Saturday 11th June 2016, Sheffield Hallam University
‘…It would be at best grossly incurious and at worst sadly limited for literary critics to ignore a genre that millions and millions of women read voraciously’ (Pornography for Women is Different, Ann Snitow, 1979)
Almost forty years have passed since Snitow’s ardent defence of the importance of recognising and examining the romance genre, however critical consideration of the romance remains limited. Some have suggested that this could be a result of a snobbery associated with romantic fiction, or perhaps even more startlingly due to a general lack of interest in the literature women write and read (Light , Philips  and Radway ). Critic Emily S. Davis states ‘Romance…does not get much love in critical circles…it is no coincidence that the areas most frequently dismissed as inconsequential…are precisely those identified with disempowered groups such as women and queers.’
Although there remains an overall absence of criticism the importance of women writers’ relationship with the romance and the effect it has on women readers has been acknowledged, particularly in relation to feminism. In ‘‘Returning to Manderley’ – Romance Fiction, Female Sexuality and Class’ Alison Light acknowledges that romances are ‘…often seen as coercive and stereotyping narratives which invite the reader to identify with a passive heroine who only finds true happiness in submitting to a masterful male.’ In contrast the most well-known and acclaimed critic on the genre, Janice A. Radway, stressed ‘Romance is being changed and struggled over by the women who write them.’ Indeed, contemporary women writers from the Booker Prize winning Margaret Atwood to the self-proclaimed ‘chick-lit’ writer Sophie Kinsella have written novels which use the romance genre and/or focus on romantic relationships and could be seen to be part of a re-writing of the genre.
Given the significant links between the romance, women writers and women readers, conversation around the presence of the genre in contemporary fiction is crucial. This symposium seeks to encourage this discussion.
Topics may include yet are not limited to the thematic list below:
The presence of romantic relationships and the use of the romance genre in contemporary women’s writing
The relationship between the romance genre and feminism
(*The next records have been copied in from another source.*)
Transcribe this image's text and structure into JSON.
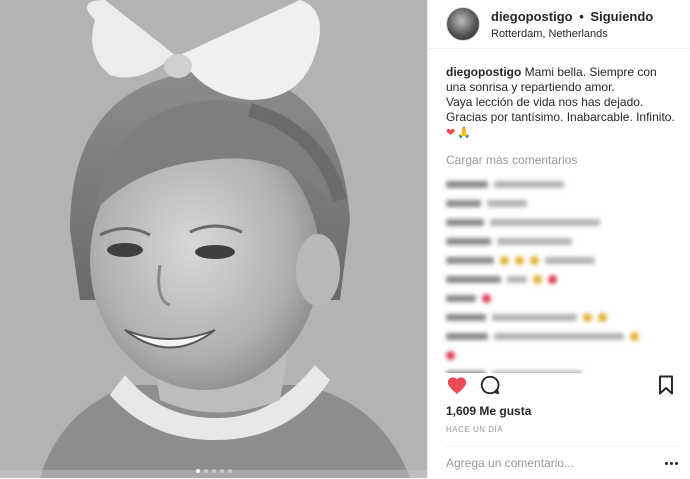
{
  "header": {
    "username": "diegopostigo",
    "separator": "•",
    "follow_status": "Siguiendo",
    "location": "Rotterdam, Netherlands"
  },
  "caption": {
    "username": "diegopostigo",
    "lines": [
      "Mami bella. Siempre con una sonrisa y repartiendo amor.",
      "Vaya lección de vida nos has dejado.",
      "Gracias por tantísimo. Inabarcable. Infinito."
    ],
    "emojis": [
      "❤",
      "🙏"
    ]
  },
  "load_more_label": "Cargar más comentarios",
  "likes_label": "1,609 Me gusta",
  "time_label": "HACE UN DÍA",
  "comment_placeholder": "Agrega un comentario...",
  "carousel_count": 5,
  "carousel_active": 0,
  "icons": {
    "like": "heart-filled-icon",
    "comment": "speech-bubble-icon",
    "save": "bookmark-icon",
    "more": "more-options-icon"
  },
  "colors": {
    "like": "#ed4956",
    "text": "#262626",
    "muted": "#999999"
  }
}
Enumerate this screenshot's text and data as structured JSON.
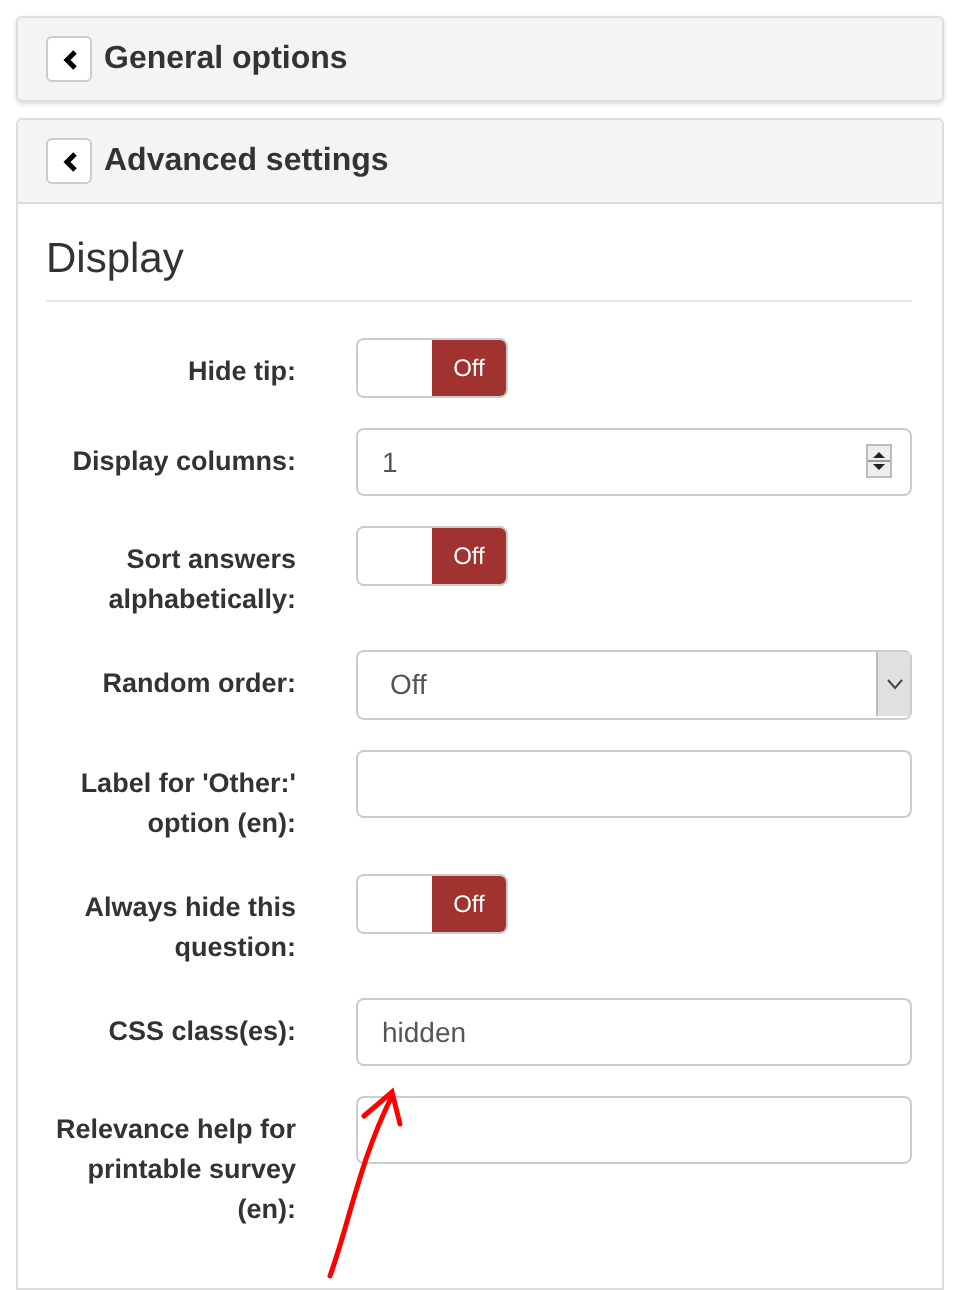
{
  "panels": [
    {
      "title": "General options"
    },
    {
      "title": "Advanced settings",
      "section": {
        "title": "Display"
      },
      "fields": [
        {
          "kind": "switch",
          "label": "Hide tip:",
          "on": false,
          "state_label": "Off"
        },
        {
          "kind": "number",
          "label": "Display columns:",
          "value": "1"
        },
        {
          "kind": "switch",
          "label": "Sort answers alphabetically:",
          "on": false,
          "state_label": "Off"
        },
        {
          "kind": "select",
          "label": "Random order:",
          "value": "Off"
        },
        {
          "kind": "text",
          "label": "Label for 'Other:' option (en):"
        },
        {
          "kind": "switch",
          "label": "Always hide this question:",
          "on": false,
          "state_label": "Off"
        },
        {
          "kind": "text",
          "label": "CSS class(es):",
          "value": "hidden"
        },
        {
          "kind": "text",
          "label": "Relevance help for printable survey (en):"
        }
      ]
    }
  ]
}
The perception of romance as a low-brow genre, and the extent to which this perception offers critical and intellectual insights into debates about how we define women’s writing and cultural contribution
The future of the romance genre within contemporary women’s literature
A 250-word abstract for 20-minute papers including a brief bionote, should be submitted to firstname.lastname@example.org by Friday 8th April 2016.